November 1, 2021

Alcorn's Birds (and Frog)

         Stephen Alcorn (USA) has a distinctive style of printmaking that looks like a lot of fun to do — and is also a lot of fun to look at.  I’ve picked four creatures that show off the characteristics of Alcorn’s style that I like best.  First is this duck, whose feathers show a delightful mix of patterns.  They blend an accuracy of observation with a creativity of expression.  Then there’s that wonderfully embellished background, which could possibly represent some sort of trees or bushes in the background, but is really just an excuse to fill the space with a delightfully baroque pattern.  Combined with the ground that looks almost expressionistic or even cubist, and you have a piece that should be a mere mish-mash, but instead somehow works together.
        The next bird includes all these same traits: wonderfully stylized patterns for the feathers, renaissance-style embellishments in the sky, and early modern-style ground.  In addition, however, it adds two more characteristics to the mix.  One is the use of two blocks for a chiaroscuro effect.  (Find a refresher on chiaroscuro block prints here.)  Consistent with my general prejudices, I’m not sure it adds all that much to the image of the vulture, which I think I would like just as well (or better?) in plain black and white.  However, I do really like the grey border.  The border has a wonderful design, and the second color sets off the main image beautifully.  (Indeed, this is exactly the look I was going for in the illustrations for my book On the Virtues of Beasts of the Realms of Imagination.)
        The frog is a delightful creature, although I might wish he had more white!  I love the patterning in the background, as well as the border.  Alcorn uses an interesting technique to make the backgrounds lighter than the creatures: cutting fine lines across the entire design.  I do like the effect, although I tried it once myself and did not consider it a success.  This may be one of those things that just works better in the harder mediums such as lino and wood than the soft rubber, in which it is difficult to make very fine parallel lines.  Interestingly, each side of this border has a different design, but I like them all.  I also like the fine, all-over texture of the ground beneath the frog.
        The final bird is back to black and white, and its border is not patterned, but otherwise you can still see Alcorn’s characteristic style.  The owl is perhaps even more stylized than some of the others, so that it has almost a folk art vibe, especially in the slightly floral look to the pattern on the shoulder, for example.  All of these pieces are actually fairly large for block prints, so I’d love to see them in real life - I think they would have a lot of dramatic impact.
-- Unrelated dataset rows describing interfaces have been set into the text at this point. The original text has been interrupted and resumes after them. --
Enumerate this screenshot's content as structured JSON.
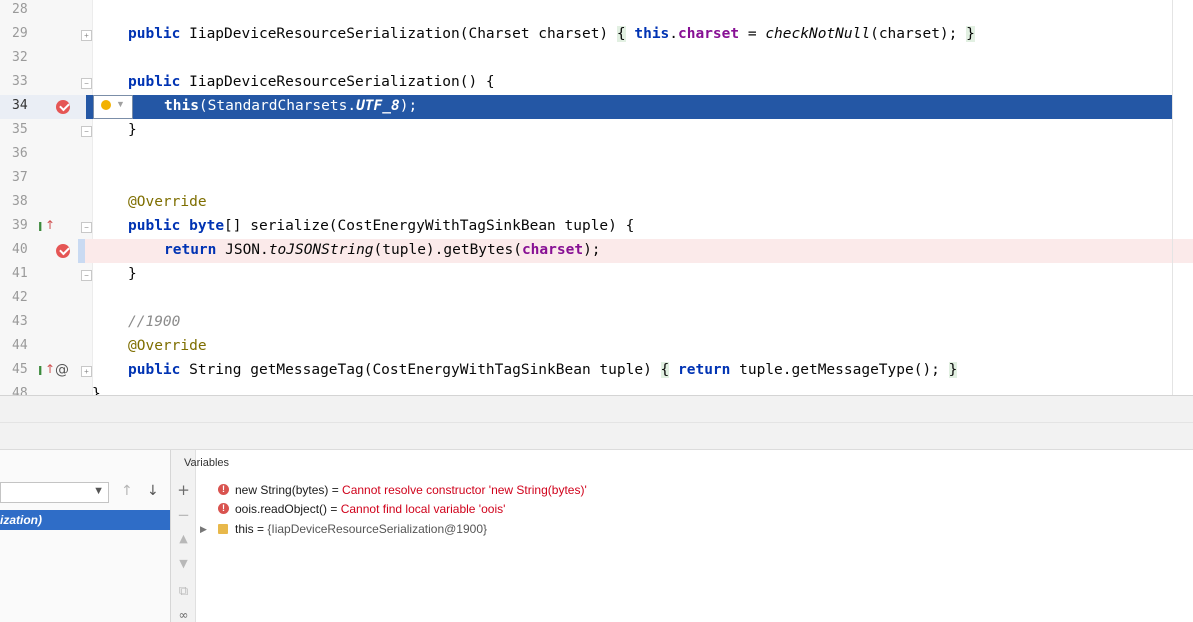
{
  "editor": {
    "line_numbers": [
      "28",
      "29",
      "32",
      "33",
      "34",
      "35",
      "36",
      "37",
      "38",
      "39",
      "40",
      "41",
      "42",
      "43",
      "44",
      "45",
      "48"
    ],
    "lines": {
      "l29": {
        "kw1": "public",
        "t1": " IiapDeviceResourceSerialization(Charset charset) ",
        "b1": "{",
        "t2": " ",
        "kw2": "this",
        "t3": ".",
        "fld": "charset",
        "t4": " = ",
        "it": "checkNotNull",
        "t5": "(charset); ",
        "b2": "}"
      },
      "l33": {
        "kw1": "public",
        "t1": " IiapDeviceResourceSerialization() {"
      },
      "l34": {
        "kw1": "this",
        "t1": "(StandardCharsets.",
        "it": "UTF_8",
        "t2": ");"
      },
      "l35": {
        "t1": "}"
      },
      "l38": {
        "ann": "@Override"
      },
      "l39": {
        "kw1": "public",
        "t1": " ",
        "kw2": "byte",
        "t2": "[] serialize(CostEnergyWithTagSinkBean tuple) {"
      },
      "l40": {
        "kw1": "return",
        "t1": " JSON.",
        "it": "toJSONString",
        "t2": "(tuple).getBytes(",
        "fld": "charset",
        "t3": ");"
      },
      "l41": {
        "t1": "}"
      },
      "l43": {
        "cmt": "//1900"
      },
      "l44": {
        "ann": "@Override"
      },
      "l45": {
        "kw1": "public",
        "t1": " String getMessageTag(CostEnergyWithTagSinkBean tuple) ",
        "b1": "{",
        "t2": " ",
        "kw2": "return",
        "t3": " tuple.getMessageType(); ",
        "b2": "}"
      },
      "l48": {
        "t1": "}"
      }
    },
    "icons": [
      "breakpoint-icon",
      "override-icon",
      "implements-icon",
      "intention-bulb-icon",
      "fold-icon"
    ]
  },
  "debugger": {
    "frame_selected": "ization)",
    "variables_header": "Variables",
    "variables": [
      {
        "name": "new String(bytes) = ",
        "value": "Cannot resolve constructor 'new String(bytes)'",
        "kind": "error"
      },
      {
        "name": "oois.readObject() = ",
        "value": "Cannot find local variable 'oois'",
        "kind": "error"
      },
      {
        "name": "this = ",
        "value": "{IiapDeviceResourceSerialization@1900}",
        "kind": "object"
      }
    ]
  },
  "colors": {
    "selection": "#2457a5",
    "keyword": "#0033b3",
    "field": "#871094",
    "error": "#d0021b",
    "breakpoint": "#e55655",
    "breakpoint_line": "#fbeaea",
    "frame_selected": "#2f6dc7"
  }
}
[Pictures: Mother Duck, With Her Ducklings, relief block print by Stephen Alcorn, 1987;

The Vulture, relief block print with two colors by Alcorn, 1988;

Kiss Me - I’m Really a Prince! relief block print with two colors by Alcorn, 1987;

The Great Owl, relief block print by Alcorn, 1988  (All images from The Alcorn Studio & Gallery).]


Charlotte (MotherOwl) said...

This was the treat of the day - Frog and Owl our "totem animals" in the Owlery. Thank you!

Olga Godim said...


Anne E.G. Nydam said...

MotherOwl, maybe you should be MotherFrog in the Froggery? =)

Aging Wordsmith said...

Wow! I dig that frog.